Presentation on theme: "Professor Kathleen Daly School of Criminology and Criminal Justice Griffith University"— Presentation transcript:
Professor Kathleen Daly School of Criminology and Criminal Justice Griffith University firstname.lastname@example.org
Sibling Sexual Abuse: Legal Responses and Mothers’ Experiences Plenary to Adolescent Violence in the Home Conference Melbourne, 18-19 February 2013 Please do not quote or cite without permission of the author. For further papers see www.griffith.edu.au/professional-page/professor-kathleen- daly/publications
Overview Review what is known about sibling sexual abuse Present material from the Sexual Assault Archival Study and the In-Depth Study of Sexual and Family Violence Discuss four case studies and themes
I. Sibling sexual abuse Most common form of intra-familial sexual abuse Typical dyad: male offender/female victim (male- male is one-fourth) ‘Opportunistic’, secretive, and on-going Shame for parents/guardians Negative effects on victims Disclosure a key problem Optimal responses
II. Sexual Assault Archival Study Outcomes for all sex offences Elements of sibling sex abuse Legal and therapeutic responses

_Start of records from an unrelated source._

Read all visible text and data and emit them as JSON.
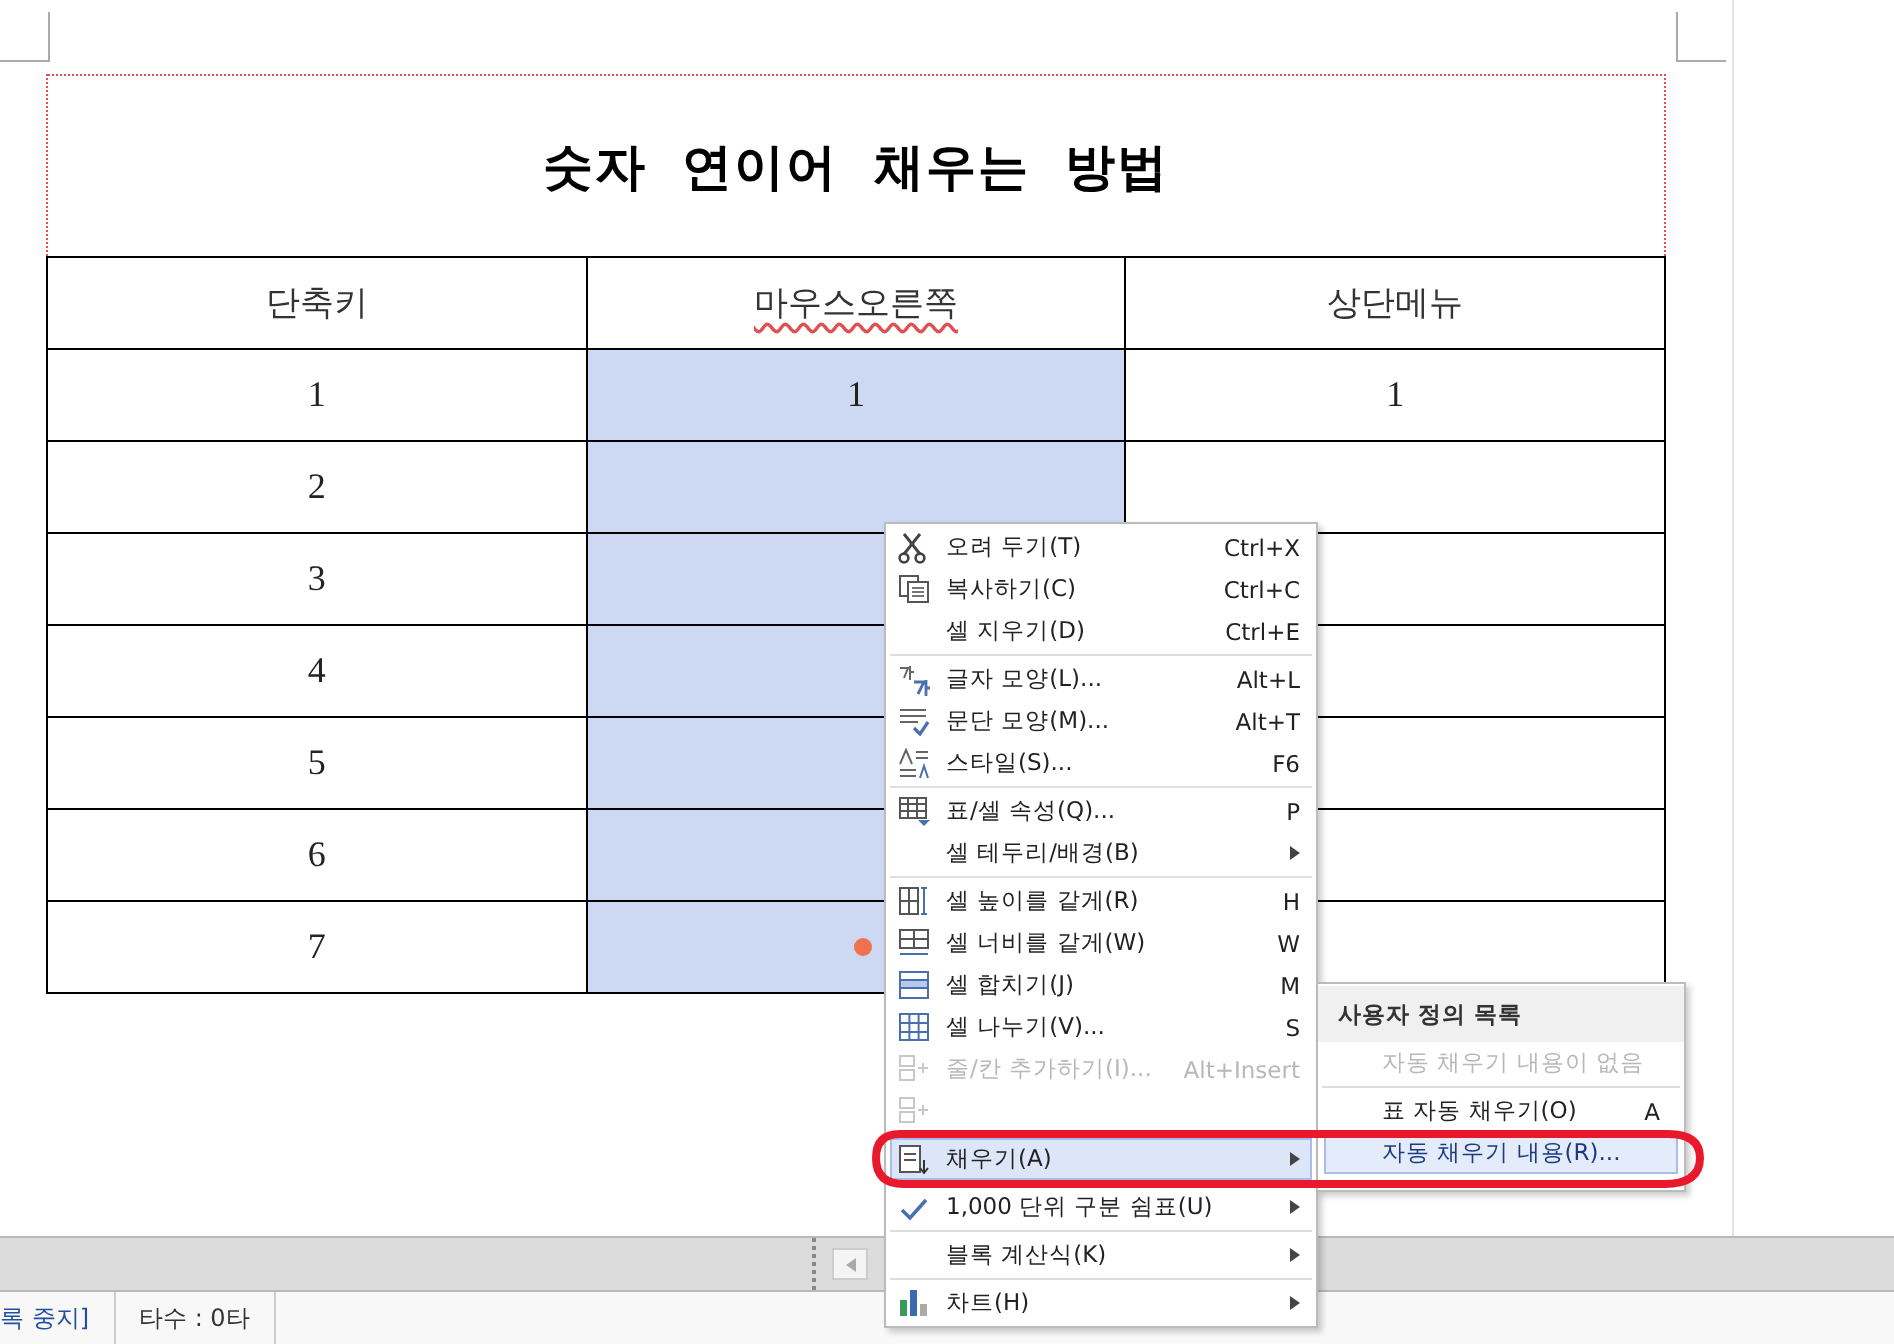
{
  "document": {
    "title": "숫자 연이어 채우는 방법",
    "table": {
      "columns": [
        {
          "label": "단축키",
          "misspelled": false
        },
        {
          "label": "마우스오른쪽",
          "misspelled": true
        },
        {
          "label": "상단메뉴",
          "misspelled": false
        }
      ],
      "rows": [
        {
          "cells": [
            {
              "text": "1",
              "selected": false
            },
            {
              "text": "1",
              "selected": true
            },
            {
              "text": "1",
              "selected": false
            }
          ]
        },
        {
          "cells": [
            {
              "text": "2",
              "selected": false
            },
            {
              "selected": true
            },
            {
              "selected": false
            }
          ]
        },
        {
          "cells": [
            {
              "text": "3",
              "selected": false
            },
            {
              "selected": true
            },
            {
              "selected": false
            }
          ]
        },
        {
          "cells": [
            {
              "text": "4",
              "selected": false
            },
            {
              "selected": true
            },
            {
              "selected": false
            }
          ]
        },
        {
          "cells": [
            {
              "text": "5",
              "selected": false
            },
            {
              "selected": true
            },
            {
              "selected": false
            }
          ]
        },
        {
          "cells": [
            {
              "text": "6",
              "selected": false
            },
            {
              "selected": true
            },
            {
              "selected": false
            }
          ]
        },
        {
          "cells": [
            {
              "text": "7",
              "selected": false
            },
            {
              "selected": true
            },
            {
              "selected": false
            }
          ]
        }
      ]
    }
  },
  "context_menu": {
    "groups": [
      [
        {
          "label": "오려 두기(T)",
          "shortcut": "Ctrl+X",
          "disabled": false,
          "submenu": false,
          "selected": false
        },
        {
          "label": "복사하기(C)",
          "shortcut": "Ctrl+C",
          "disabled": false,
          "submenu": false,
          "selected": false
        },
        {
          "label": "셀 지우기(D)",
          "shortcut": "Ctrl+E",
          "disabled": false,
          "submenu": false,
          "selected": false
        }
      ],
      [
        {
          "label": "글자 모양(L)...",
          "shortcut": "Alt+L",
          "disabled": false,
          "submenu": false,
          "selected": false
        },
        {
          "label": "문단 모양(M)...",
          "shortcut": "Alt+T",
          "disabled": false,
          "submenu": false,
          "selected": false
        },
        {
          "label": "스타일(S)...",
          "shortcut": "F6",
          "disabled": false,
          "submenu": false,
          "selected": false
        }
      ],
      [
        {
          "label": "표/셀 속성(Q)...",
          "shortcut": "P",
          "disabled": false,
          "submenu": false,
          "selected": false
        },
        {
          "label": "셀 테두리/배경(B)",
          "disabled": false,
          "submenu": true,
          "selected": false
        }
      ],
      [
        {
          "label": "셀 높이를 같게(R)",
          "shortcut": "H",
          "disabled": false,
          "submenu": false,
          "selected": false
        },
        {
          "label": "셀 너비를 같게(W)",
          "shortcut": "W",
          "disabled": false,
          "submenu": false,
          "selected": false
        },
        {
          "label": "셀 합치기(J)",
          "shortcut": "M",
          "disabled": false,
          "submenu": false,
          "selected": false
        },
        {
          "label": "셀 나누기(V)...",
          "shortcut": "S",
          "disabled": false,
          "submenu": false,
          "selected": false
        },
        {
          "label": "줄/칸 추가하기(I)...",
          "shortcut": "Alt+Insert",
          "disabled": true,
          "submenu": false,
          "selected": false
        },
        {
          "disabled": true,
          "submenu": false,
          "selected": false
        }
      ],
      [
        {
          "label": "채우기(A)",
          "disabled": false,
          "submenu": true,
          "selected": true
        }
      ],
      [
        {
          "label": "1,000 단위 구분 쉼표(U)",
          "disabled": false,
          "submenu": true,
          "selected": false
        }
      ],
      [
        {
          "label": "블록 계산식(K)",
          "disabled": false,
          "submenu": true,
          "selected": false
        }
      ],
      [
        {
          "label": "차트(H)",
          "disabled": false,
          "submenu": true,
          "selected": false
        }
      ]
    ]
  },
  "submenu": {
    "header": "사용자 정의 목록",
    "items": [
      {
        "label": "자동 채우기 내용이 없음",
        "disabled": true,
        "selected": false
      },
      {
        "label": "표 자동 채우기(O)",
        "shortcut": "A",
        "disabled": false,
        "selected": false
      },
      {
        "label": "자동 채우기 내용(R)...",
        "disabled": false,
        "selected": true
      }
    ]
  },
  "status_bar": {
    "items": [
      "록 중지]",
      "타수 : 0타"
    ]
  }
}
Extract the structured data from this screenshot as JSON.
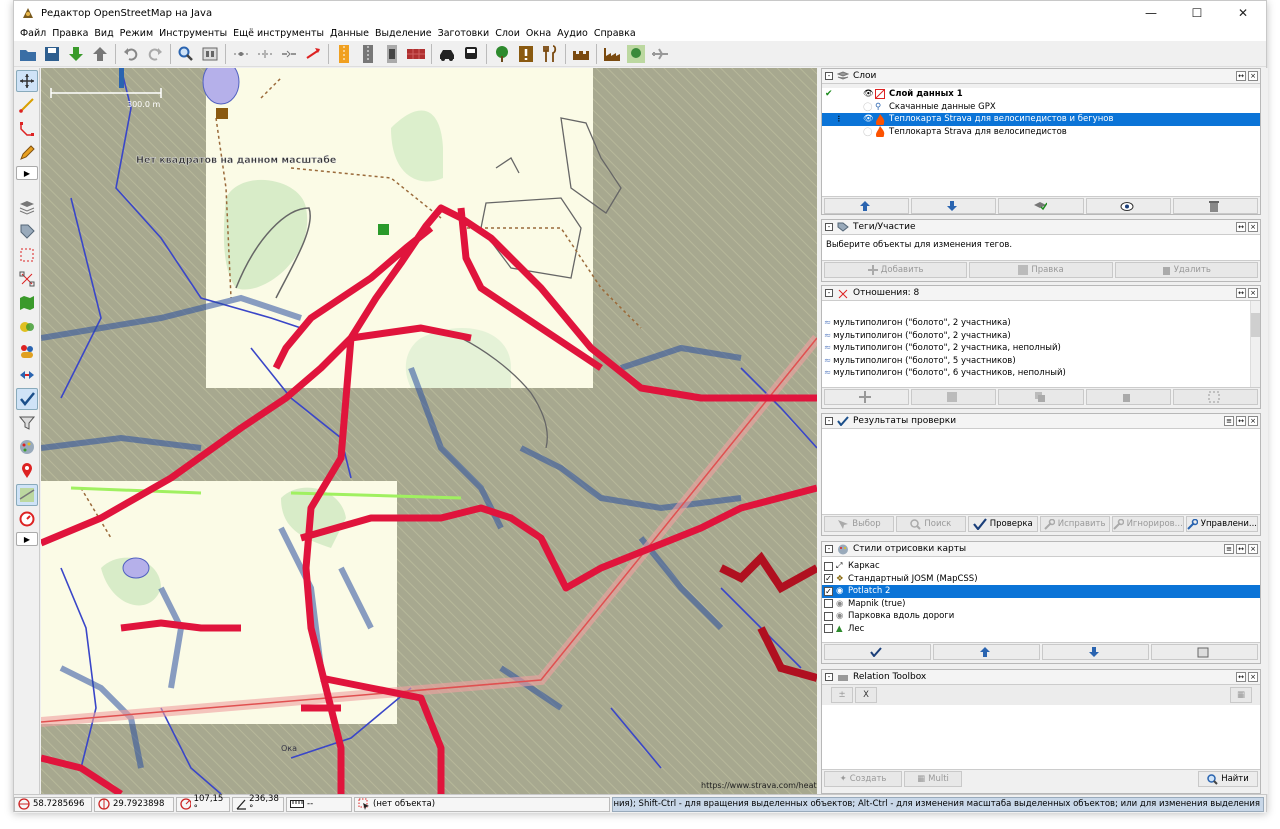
{
  "window": {
    "title": "Редактор OpenStreetMap на Java"
  },
  "menu": [
    "Файл",
    "Правка",
    "Вид",
    "Режим",
    "Инструменты",
    "Ещё инструменты",
    "Данные",
    "Выделение",
    "Заготовки",
    "Слои",
    "Окна",
    "Аудио",
    "Справка"
  ],
  "map": {
    "scale_label": "300.0 m",
    "no_tiles_text": "Нет квадратов на данном масштабе",
    "attribution": "https://www.strava.com/heatmap",
    "road_label": "Ока"
  },
  "layers_panel": {
    "title": "Слои",
    "items": [
      {
        "name": "Слой данных 1",
        "bold": true
      },
      {
        "name": "Скачанные данные GPX"
      },
      {
        "name": "Теплокарта Strava для велосипедистов и бегунов",
        "selected": true
      },
      {
        "name": "Теплокарта Strava для велосипедистов"
      }
    ]
  },
  "tags_panel": {
    "title": "Теги/Участие",
    "message": "Выберите объекты для изменения тегов.",
    "buttons": {
      "add": "Добавить",
      "edit": "Правка",
      "delete": "Удалить"
    }
  },
  "relations_panel": {
    "title": "Отношения: 8",
    "items": [
      "мультиполигон (\"болото\", 2 участника)",
      "мультиполигон (\"болото\", 2 участника)",
      "мультиполигон (\"болото\", 2 участника, неполный)",
      "мультиполигон (\"болото\", 5 участников)",
      "мультиполигон (\"болото\", 6 участников, неполный)"
    ]
  },
  "validation_panel": {
    "title": "Результаты проверки",
    "buttons": {
      "select": "Выбор",
      "search": "Поиск",
      "validate": "Проверка",
      "fix": "Исправить",
      "ignore": "Игнориров...",
      "manage": "Управлени..."
    }
  },
  "styles_panel": {
    "title": "Стили отрисовки карты",
    "items": [
      {
        "name": "Каркас",
        "checked": false
      },
      {
        "name": "Стандартный JOSM (MapCSS)",
        "checked": true
      },
      {
        "name": "Potlatch 2",
        "checked": true,
        "selected": true
      },
      {
        "name": "Mapnik (true)",
        "checked": false
      },
      {
        "name": "Парковка вдоль дороги",
        "checked": false
      },
      {
        "name": "Лес",
        "checked": false
      }
    ]
  },
  "relation_toolbox": {
    "title": "Relation Toolbox",
    "buttons": {
      "create": "Создать",
      "multi": "Multi",
      "find": "Найти"
    }
  },
  "status": {
    "lat": "58.7285696",
    "lon": "29.7923898",
    "heading": "107,15 °",
    "angle": "236,38 °",
    "distance": "--",
    "object": "(нет объекта)",
    "help": "для переключения); Shift-Ctrl - для вращения выделенных объектов; Alt-Ctrl - для изменения масштаба выделенных объектов; или для изменения выделения"
  },
  "colors": {
    "selection": "#0b74d7",
    "heat": "#e0143c",
    "bg_map": "#a7a88f"
  }
}
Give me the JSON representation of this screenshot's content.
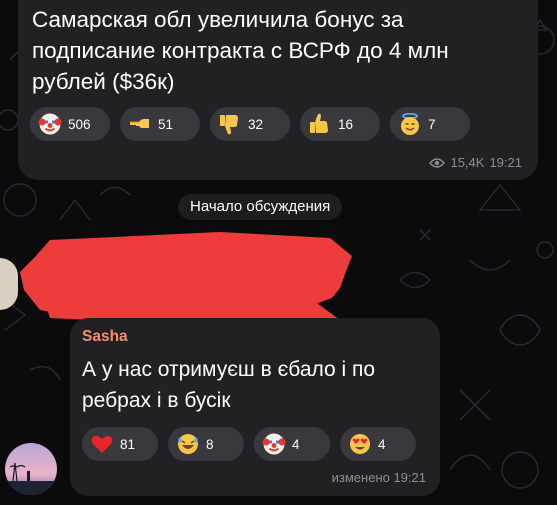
{
  "post": {
    "text": "Самарская обл увеличила бонус за подписание контракта с ВСРФ до 4 млн рублей ($36к)",
    "reactions": [
      {
        "icon": "clown-face-icon",
        "count": "506"
      },
      {
        "icon": "pointing-left-hand-icon",
        "count": "51"
      },
      {
        "icon": "thumbs-down-icon",
        "count": "32"
      },
      {
        "icon": "thumbs-up-icon",
        "count": "16"
      },
      {
        "icon": "smiling-face-with-halo-icon",
        "count": "7"
      }
    ],
    "views": "15,4K",
    "time": "19:21"
  },
  "discussion_label": "Начало обсуждения",
  "reply": {
    "author": "Sasha",
    "text": "А у нас отримуєш в єбало і по ребрах і в бусік",
    "reactions": [
      {
        "icon": "red-heart-icon",
        "count": "81"
      },
      {
        "icon": "rolling-laughing-face-icon",
        "count": "8"
      },
      {
        "icon": "clown-face-icon",
        "count": "4"
      },
      {
        "icon": "heart-eyes-face-icon",
        "count": "4"
      }
    ],
    "edited_time": "изменено 19:21"
  },
  "colors": {
    "bubble": "#212124",
    "chip": "#38383d",
    "author": "#f78e6e",
    "redaction": "#ee3b3b",
    "meta": "#8e8e93"
  }
}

III. In-Depth Study Detailed chronology of 14 conference cases of sexual and family violence Comparison of four sibling cases Case 1: Ben (14), Sharon (his mother), and Marie (his sister, 8)
IV. Themes Offending and victimisation 1. More to the story 2. Home context of violence Experiences and roles of victims’ mothers 1. Responsibility for victimisation 2. Vulnerable mothers ‘being there’ for both children
Sharon He’s my son, and that’s been the worst part of this whole thing. … [He] is right in that family circle … When it’s somebody who actually lives in your house, it is so much more difficult. It changes everything. And if you’ve got to be there for both of them, it makes it really difficult. The worst part of this for anybody … is having to tell your story so many times … [to Family and Youth Services] … I’ve been getting really fried with … me being asked time and time and time again [for a psych assessment]. I’m going, ‘look guys, you know you’ve got reports, read them’.
Joan [At the police interview], it was just so hurtful for me … having to hear what he’d done and hearing him actually confess for it, … and then having to come home and face my girls. It was just, it was just really hurtful. I don’t want to put blame on him because I think he’s had enough blame put on him. I want him to know that his mum still loves him no matter what he does. Some people say, ‘oh God, how do you do it?’ Well, I have to be here for Lucy, and I have to be there for Jack.
V. Closing Points Where there is physical violence in the home, there may be sexual abuse Work across the partner/family and sexual violence sectors Sibling sexual abuse remains hidden even after it is ‘discovered’ Shame and confusion for all those affected Holistic approach recommended Trade-offs between therapy for offenders and victims and justice for victims